At the end of my trip, I gathered up my memories, got on a plane and returned to the US. I thought to myself, see it wasn’t me. I loved everything about Israel, but Aliyah, not me…

I returned from Israel in May 2002. That summer I read about a charter planeload of North Americans that all were making Aliyah together with the help of a new organization, Nefesh B’Nefesh, Jewish Souls United. I thought that was really cool and at this point didn’t think much more about it. Over the next couple of months I read more and more about Nefesh B’Nefesh and in December I read that they were chartering another plane. I was now thinking ok, “normal people” make Aliyah. People leave North America and move to Israel, just because they want to. My mind was made up. I wanted to be in Israel. I had been wrong. This was me.

I downloaded the application from Nefesh B’Nefesh and started to fill it out. I talked with a child psychologist and was told I either needed to do it right then or wait until my kids graduated. I did some soul searching and decided that right then was not ideal for many reasons, but if I were to wait until the kids were older then it would be their decision instead of me making them go. So, knowing that they would graduate in June 2009 I now had a target date. When I told people that I was making aliyah in six and half years they were saying, YEAH right, today I am telling you about my journey to make Aliyah, six and a half years later. Now I feel many are saying yeah, RIGHT, the same words but the emphasis is on the RIGHT.

What else have I learned about during my journey to this point in my life?
  • The orthodox don’t have a monopoly on Aliyah. Conservative Jews make Aliyah. Non-religious Jews make Aliyah. People actually move to Israel because it is an amazing place to live, to raise a family, have a great career. Oh yeah, live Jewishly without having to make much of an effort.
  • Assimilation is a good thing, in Israel.
  • While we should do everything we can to be supportive of our intermarried friends and family it is still something we have work at. In Israel you would have to work hard just to be intermarried.
  • Israel is constantly trying to grow and improve. Israel is constantly seeking new people to grow the majority but more importantly bring new ideas and strength to the state. I feel I have a lot to offer and to contribute to the future of the State of Israel.
  • The founder of Nefesh B’Nefesh, Rabbi Yehoshua Fass has stated that we are not running from something, but running to something. I couldn’t agree more.
  • Aliyah is not the destination, life is. Living in the land of Israel is the objective
  • I recently read an article by Hanna Zakon, who recently made Aliyah she made the point:

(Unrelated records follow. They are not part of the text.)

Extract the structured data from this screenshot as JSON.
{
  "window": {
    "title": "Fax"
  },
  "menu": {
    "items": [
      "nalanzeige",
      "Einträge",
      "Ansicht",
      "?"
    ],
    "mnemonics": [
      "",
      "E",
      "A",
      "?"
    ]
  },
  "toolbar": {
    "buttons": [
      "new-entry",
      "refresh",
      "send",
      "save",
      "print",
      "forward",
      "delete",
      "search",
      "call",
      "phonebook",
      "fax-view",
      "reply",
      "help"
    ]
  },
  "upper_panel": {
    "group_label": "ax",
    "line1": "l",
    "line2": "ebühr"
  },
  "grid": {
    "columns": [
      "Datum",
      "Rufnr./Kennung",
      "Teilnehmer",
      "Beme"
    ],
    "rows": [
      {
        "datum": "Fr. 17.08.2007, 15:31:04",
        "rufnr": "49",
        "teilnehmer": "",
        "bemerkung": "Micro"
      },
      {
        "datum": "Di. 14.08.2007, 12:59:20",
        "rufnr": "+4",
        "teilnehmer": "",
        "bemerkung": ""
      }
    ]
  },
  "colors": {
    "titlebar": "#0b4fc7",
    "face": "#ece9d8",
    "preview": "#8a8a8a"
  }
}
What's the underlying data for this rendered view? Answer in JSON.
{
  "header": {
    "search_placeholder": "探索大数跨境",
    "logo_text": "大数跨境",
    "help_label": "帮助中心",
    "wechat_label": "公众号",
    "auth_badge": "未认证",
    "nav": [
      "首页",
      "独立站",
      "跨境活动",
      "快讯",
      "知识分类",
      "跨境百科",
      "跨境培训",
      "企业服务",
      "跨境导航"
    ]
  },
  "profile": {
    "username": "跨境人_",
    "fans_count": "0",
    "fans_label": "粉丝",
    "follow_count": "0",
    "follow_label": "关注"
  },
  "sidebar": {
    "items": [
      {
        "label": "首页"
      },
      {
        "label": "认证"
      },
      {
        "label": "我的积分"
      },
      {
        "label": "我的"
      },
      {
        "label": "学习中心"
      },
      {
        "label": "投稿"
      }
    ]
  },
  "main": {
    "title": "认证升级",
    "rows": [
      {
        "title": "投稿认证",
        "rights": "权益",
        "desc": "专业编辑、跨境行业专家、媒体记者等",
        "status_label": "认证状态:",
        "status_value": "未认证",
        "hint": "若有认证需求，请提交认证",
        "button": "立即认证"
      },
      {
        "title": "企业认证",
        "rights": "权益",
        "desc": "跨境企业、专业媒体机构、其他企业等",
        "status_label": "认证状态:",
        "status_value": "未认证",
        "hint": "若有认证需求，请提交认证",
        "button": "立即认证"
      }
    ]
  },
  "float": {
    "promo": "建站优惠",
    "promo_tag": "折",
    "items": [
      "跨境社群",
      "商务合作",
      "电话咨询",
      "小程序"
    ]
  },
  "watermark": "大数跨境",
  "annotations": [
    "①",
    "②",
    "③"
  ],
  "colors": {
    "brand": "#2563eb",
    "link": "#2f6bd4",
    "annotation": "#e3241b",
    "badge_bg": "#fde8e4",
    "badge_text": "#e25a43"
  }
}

Mark Twain once asked us what our secret is. How is it that despite our meager numbers we have stood the test of time? How is it that despite others turning their heads to our suffering, we have survived? How is it that we have outlasted the greatest empires? He, and the world, saw us as the few, as the weak. They measured us by numeric strength. Mr. Twain was missing one piece of crucial information when he wrote his remarks. He saw us as individuals; he did not see the rows upon rows of ancestors that stood and still stand behind us. With his question he missed the point; we have survived because we are a 'We' and not an 'I'.

Rebbe Nachman stated:לכל מקום שאני הולך, אני הולך לארץ ישראל
To every place I go, I go to eretz yisrael

While you may not be getting on the plane, many of you grew up with me here. You saw the same things; you heard the same things and did the same things. I take with me a piece of this community and you are all invited to join me in Israel, be it for a day, a week, a month, a year or even making Aliyah. I hope I can share a Shabbat meal with each of you when you come. Follow your heart, I am. Please stand and join me in the singing of Hatikvah.